|Friday, April 12th|
Rebecca Collins, University of Montana - Missoula
4:00 PM - 4:20 PM
In modern, technologically advanced societies, social media have been credited with playing a pivotal role in bringing about activism and social change. Is this enthusiasm for sites like Facebook and Twitter justified, or do we give social media more credit than it deserves? We decided to test the efficacy of social media in actively promoting social change by creating our own localized activist campaign, hypothesizing that we needed some sort of offline activist component to our outreach to mobilize. We created a campaign to advocate for tap water on campus. To measure our success, we looked at the analytics provided on our Facebook page and Youtube channel, as well as surveys on Survey Monkey, and connected our likes, views, and results to the dates they occurred, often in concurrence with offline events. For our offline component, we staged a flashmob to both aid in spreading our message and to compare its efficacy to the success of the facebook page. Our research was also informed by a parallel campaign conducted by a group of students in Berlin, Germany, with which our test group—a seminar class of Global Leadership Initiative freshmen—collaborated.
Patrick Morrison, University of Montana - Missoula
4:20 PM - 4:40 PM
This research aims to discover some potential reasons individuals in college settings might choose not to disclose depressive symptoms to their primary care physicians. Depression is one of the most prevalent mental health disorders, yet many people with depressive symptoms are not treated or referred to treatment by their primary care physicians. One potential reason that individuals with depression do not undergo treatment is because patients choose not to disclose their depressive symptoms. Research has shown that stigma plays a role in whether or not individuals with mental health illness disclose symptoms in primary care settings. The present study, with data collection recently underway, utilizes an online survey containing a vignette depicting an individual with depressive symptoms. Following the vignette, participants complete several objective measures aimed at discovering correlations between stigma and depression and assessing potential reasons for depression nondisclosure. The two main variables being measured in this study are participants' attitudes regarding stigma and nondisclosure of depressive symptoms. Proposed analyses will examine associations between stigma and nondisclosure and will describe the range and scope of students’ concerns about disclosure. Proper identification of the reasons for depressive symptom nondisclosure in primary care may have implications for stigma reduction in this population and may generalize to other populations. Results may also serve to inform psychoeducational efforts aimed at increasing the likelihood of depressive symptom disclosure.
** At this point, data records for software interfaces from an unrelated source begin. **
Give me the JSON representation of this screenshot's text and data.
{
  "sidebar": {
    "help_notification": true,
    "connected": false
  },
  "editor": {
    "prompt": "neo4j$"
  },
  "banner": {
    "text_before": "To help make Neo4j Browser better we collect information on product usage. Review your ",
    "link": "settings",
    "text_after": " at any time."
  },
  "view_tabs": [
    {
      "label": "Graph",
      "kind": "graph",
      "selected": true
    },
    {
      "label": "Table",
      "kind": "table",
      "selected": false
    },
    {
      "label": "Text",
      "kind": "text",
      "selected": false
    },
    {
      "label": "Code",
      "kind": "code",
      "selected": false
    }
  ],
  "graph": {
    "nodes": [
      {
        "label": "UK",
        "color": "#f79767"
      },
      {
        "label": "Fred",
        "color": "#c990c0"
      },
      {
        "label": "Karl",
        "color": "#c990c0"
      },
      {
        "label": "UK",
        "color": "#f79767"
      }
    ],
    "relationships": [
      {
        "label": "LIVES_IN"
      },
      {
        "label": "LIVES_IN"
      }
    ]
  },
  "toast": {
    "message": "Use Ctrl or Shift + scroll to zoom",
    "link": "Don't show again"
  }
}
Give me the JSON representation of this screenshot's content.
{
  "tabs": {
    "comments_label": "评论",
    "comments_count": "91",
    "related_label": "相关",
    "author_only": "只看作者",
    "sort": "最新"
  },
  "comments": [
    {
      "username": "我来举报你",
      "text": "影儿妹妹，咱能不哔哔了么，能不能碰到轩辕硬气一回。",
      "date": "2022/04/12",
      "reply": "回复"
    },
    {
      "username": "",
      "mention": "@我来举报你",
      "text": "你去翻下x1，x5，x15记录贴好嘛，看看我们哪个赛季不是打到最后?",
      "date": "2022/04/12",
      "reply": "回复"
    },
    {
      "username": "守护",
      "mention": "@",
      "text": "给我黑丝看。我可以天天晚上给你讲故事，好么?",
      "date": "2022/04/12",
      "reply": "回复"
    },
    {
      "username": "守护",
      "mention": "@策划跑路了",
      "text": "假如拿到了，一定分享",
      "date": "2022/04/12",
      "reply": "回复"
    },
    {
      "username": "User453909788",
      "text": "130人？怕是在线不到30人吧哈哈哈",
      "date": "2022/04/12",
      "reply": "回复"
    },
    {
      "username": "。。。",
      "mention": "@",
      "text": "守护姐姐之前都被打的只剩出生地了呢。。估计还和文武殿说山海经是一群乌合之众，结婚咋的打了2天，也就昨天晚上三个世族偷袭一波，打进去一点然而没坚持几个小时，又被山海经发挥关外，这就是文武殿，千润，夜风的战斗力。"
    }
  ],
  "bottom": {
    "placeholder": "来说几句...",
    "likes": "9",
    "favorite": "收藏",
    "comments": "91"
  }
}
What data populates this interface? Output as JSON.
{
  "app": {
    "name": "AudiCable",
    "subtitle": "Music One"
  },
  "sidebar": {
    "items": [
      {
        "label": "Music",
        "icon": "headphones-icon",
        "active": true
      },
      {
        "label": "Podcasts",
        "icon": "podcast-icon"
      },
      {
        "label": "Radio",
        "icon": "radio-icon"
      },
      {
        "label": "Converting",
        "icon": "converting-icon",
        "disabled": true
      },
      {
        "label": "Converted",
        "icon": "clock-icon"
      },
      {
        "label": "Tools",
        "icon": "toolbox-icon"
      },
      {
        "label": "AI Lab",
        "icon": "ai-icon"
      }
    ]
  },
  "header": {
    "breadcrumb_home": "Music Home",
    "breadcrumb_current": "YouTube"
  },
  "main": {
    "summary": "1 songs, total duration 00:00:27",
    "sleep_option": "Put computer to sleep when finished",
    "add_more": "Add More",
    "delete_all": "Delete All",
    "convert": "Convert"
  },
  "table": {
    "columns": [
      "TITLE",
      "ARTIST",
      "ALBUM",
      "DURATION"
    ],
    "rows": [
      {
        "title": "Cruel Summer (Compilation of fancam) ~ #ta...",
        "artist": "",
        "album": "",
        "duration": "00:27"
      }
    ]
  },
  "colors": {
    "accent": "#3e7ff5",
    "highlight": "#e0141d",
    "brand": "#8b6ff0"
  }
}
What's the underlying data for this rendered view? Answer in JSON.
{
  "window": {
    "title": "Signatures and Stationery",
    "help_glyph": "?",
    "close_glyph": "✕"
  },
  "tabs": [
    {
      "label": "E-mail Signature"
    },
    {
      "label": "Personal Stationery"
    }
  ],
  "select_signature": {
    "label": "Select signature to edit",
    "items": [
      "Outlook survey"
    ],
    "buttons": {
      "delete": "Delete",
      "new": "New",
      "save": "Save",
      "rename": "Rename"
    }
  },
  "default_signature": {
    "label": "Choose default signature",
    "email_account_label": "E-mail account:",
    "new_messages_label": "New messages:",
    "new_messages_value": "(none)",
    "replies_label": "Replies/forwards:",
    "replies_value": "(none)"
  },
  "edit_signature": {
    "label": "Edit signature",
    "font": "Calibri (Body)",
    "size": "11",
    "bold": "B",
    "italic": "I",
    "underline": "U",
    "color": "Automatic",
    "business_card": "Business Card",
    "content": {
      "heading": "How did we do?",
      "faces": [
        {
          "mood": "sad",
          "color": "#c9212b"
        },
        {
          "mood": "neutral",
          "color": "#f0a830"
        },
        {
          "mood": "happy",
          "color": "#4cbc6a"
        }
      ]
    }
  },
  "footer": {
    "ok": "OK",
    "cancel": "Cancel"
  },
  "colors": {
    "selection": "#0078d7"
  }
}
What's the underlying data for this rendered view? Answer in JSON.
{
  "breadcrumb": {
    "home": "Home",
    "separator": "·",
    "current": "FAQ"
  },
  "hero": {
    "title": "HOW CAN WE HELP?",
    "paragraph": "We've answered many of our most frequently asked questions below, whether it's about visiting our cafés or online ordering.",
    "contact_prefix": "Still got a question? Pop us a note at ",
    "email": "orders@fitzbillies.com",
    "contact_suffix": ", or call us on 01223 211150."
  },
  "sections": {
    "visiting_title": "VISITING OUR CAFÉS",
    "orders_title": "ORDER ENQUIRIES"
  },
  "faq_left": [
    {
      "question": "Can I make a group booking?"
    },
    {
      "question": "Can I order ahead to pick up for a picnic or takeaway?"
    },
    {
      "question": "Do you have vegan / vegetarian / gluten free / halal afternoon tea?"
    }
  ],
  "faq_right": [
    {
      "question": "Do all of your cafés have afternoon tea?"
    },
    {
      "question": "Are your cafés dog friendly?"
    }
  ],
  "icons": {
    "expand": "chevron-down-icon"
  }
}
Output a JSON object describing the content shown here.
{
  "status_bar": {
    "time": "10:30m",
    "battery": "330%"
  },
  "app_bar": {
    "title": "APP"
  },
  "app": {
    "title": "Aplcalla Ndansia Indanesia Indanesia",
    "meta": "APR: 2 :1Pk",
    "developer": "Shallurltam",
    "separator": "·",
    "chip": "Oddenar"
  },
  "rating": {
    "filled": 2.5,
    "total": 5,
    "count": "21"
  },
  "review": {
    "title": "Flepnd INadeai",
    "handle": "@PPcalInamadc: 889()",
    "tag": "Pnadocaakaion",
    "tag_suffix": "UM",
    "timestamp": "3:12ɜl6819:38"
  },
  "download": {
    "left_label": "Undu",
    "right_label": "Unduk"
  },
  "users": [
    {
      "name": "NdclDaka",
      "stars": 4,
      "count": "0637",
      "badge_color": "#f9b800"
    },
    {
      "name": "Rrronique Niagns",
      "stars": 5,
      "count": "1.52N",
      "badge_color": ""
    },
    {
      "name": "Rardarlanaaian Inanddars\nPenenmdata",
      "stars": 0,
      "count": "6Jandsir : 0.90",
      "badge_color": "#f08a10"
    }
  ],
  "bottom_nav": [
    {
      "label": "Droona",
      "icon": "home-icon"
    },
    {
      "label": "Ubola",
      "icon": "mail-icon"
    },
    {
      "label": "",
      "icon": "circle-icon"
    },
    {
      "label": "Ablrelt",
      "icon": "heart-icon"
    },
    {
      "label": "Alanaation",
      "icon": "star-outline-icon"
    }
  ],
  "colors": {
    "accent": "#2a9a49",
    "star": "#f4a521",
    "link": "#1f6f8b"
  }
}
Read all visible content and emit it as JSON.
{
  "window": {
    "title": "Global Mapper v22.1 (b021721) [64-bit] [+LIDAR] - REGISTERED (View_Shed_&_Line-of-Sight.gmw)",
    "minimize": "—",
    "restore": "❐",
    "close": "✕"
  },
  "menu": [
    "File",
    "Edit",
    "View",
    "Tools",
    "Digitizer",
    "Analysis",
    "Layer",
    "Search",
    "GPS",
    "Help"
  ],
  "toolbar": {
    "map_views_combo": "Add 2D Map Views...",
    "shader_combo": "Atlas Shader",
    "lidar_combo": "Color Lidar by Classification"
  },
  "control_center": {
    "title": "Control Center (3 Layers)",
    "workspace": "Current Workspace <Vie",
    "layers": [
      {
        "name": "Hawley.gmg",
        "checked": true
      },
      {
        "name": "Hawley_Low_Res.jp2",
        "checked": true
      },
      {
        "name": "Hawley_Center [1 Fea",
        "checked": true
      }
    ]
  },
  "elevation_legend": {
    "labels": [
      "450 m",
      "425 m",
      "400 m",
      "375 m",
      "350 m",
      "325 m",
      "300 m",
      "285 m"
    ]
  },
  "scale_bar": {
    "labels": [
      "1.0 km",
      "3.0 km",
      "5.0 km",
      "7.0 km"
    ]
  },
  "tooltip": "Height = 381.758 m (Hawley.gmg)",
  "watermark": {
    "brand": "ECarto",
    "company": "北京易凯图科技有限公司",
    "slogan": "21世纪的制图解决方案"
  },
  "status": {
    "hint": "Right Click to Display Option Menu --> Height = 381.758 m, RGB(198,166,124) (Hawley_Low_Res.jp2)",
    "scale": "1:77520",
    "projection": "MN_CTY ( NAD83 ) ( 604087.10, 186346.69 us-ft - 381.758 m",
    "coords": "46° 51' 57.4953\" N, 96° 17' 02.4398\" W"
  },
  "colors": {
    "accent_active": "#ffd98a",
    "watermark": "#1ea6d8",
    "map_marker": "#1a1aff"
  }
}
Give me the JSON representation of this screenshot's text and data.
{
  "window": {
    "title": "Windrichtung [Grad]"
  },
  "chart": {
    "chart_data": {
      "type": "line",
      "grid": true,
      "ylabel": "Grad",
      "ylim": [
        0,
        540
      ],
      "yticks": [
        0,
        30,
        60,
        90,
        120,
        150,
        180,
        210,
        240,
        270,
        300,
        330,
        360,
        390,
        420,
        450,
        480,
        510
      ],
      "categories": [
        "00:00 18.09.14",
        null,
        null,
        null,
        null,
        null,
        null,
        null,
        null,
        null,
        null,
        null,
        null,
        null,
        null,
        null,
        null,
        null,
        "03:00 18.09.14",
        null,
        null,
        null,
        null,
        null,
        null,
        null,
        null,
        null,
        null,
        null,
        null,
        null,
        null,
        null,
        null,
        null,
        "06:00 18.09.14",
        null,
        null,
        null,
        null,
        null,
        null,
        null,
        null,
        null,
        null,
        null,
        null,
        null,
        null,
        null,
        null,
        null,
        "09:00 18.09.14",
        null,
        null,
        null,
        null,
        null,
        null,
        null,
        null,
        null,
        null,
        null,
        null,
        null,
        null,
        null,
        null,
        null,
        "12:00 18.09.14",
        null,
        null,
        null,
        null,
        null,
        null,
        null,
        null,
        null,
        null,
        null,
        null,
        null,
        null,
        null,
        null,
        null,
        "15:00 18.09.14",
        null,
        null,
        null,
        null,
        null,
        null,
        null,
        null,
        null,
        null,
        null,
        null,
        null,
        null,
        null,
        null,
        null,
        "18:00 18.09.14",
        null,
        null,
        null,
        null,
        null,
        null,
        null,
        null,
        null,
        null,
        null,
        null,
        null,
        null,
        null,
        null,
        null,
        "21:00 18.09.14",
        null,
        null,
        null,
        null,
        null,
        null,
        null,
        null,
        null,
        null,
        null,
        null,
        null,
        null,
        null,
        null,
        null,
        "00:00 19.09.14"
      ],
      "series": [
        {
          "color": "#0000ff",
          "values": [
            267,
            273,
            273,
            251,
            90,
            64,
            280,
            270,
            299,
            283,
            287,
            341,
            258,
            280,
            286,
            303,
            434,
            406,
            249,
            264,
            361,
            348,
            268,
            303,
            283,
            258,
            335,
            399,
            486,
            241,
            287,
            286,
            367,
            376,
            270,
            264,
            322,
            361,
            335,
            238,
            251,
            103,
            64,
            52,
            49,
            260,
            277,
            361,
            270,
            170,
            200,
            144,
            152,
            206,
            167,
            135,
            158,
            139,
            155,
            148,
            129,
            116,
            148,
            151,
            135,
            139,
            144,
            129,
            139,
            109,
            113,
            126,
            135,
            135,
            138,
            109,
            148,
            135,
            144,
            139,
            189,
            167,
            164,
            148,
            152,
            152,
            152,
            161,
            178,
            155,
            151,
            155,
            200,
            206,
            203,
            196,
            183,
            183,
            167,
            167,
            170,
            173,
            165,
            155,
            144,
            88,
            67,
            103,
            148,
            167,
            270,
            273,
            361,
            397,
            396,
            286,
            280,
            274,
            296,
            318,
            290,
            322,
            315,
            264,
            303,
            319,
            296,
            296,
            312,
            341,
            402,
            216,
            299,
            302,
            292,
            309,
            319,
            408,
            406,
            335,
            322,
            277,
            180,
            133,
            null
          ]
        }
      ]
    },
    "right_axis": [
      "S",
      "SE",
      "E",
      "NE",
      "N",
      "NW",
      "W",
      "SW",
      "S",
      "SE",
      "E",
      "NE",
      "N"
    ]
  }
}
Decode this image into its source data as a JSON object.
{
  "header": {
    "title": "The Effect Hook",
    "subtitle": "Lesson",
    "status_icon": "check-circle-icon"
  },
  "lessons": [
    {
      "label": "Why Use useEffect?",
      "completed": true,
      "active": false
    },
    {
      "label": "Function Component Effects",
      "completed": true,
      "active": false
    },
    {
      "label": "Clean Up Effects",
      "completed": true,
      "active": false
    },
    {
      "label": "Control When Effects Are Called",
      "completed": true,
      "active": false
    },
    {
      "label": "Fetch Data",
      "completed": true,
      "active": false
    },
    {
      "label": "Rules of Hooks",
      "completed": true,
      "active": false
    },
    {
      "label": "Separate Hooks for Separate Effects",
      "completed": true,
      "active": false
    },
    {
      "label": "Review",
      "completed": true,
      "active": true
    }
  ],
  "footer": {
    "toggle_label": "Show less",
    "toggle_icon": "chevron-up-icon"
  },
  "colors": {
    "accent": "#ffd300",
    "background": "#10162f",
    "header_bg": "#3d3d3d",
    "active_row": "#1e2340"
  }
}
Nancy Grenager, University of Montana - Missoula
4:40 PM - 5:00 PM
Everyone in a romantic relationship must negotiate small details in everyday life with their romantic partner. Conflict occurs when individuals disagree in terms of their needs, wants, and/ or beliefs. In this study, we examined the potential correlation between negotiation style and relationship satisfaction. Fifty-seven participants completed an online survey about their conflict styles and current level of satisfaction in their romantic relationship. The results showed a positive correlation between the tendency to use cooperative negotiation styles and reported relationship satisfaction, and a negative correlation between competitive negotiation styles and relationship satisfaction. The results indicate that how people negotiate everyday issues directly influences the amount of relational satisfaction they will experience.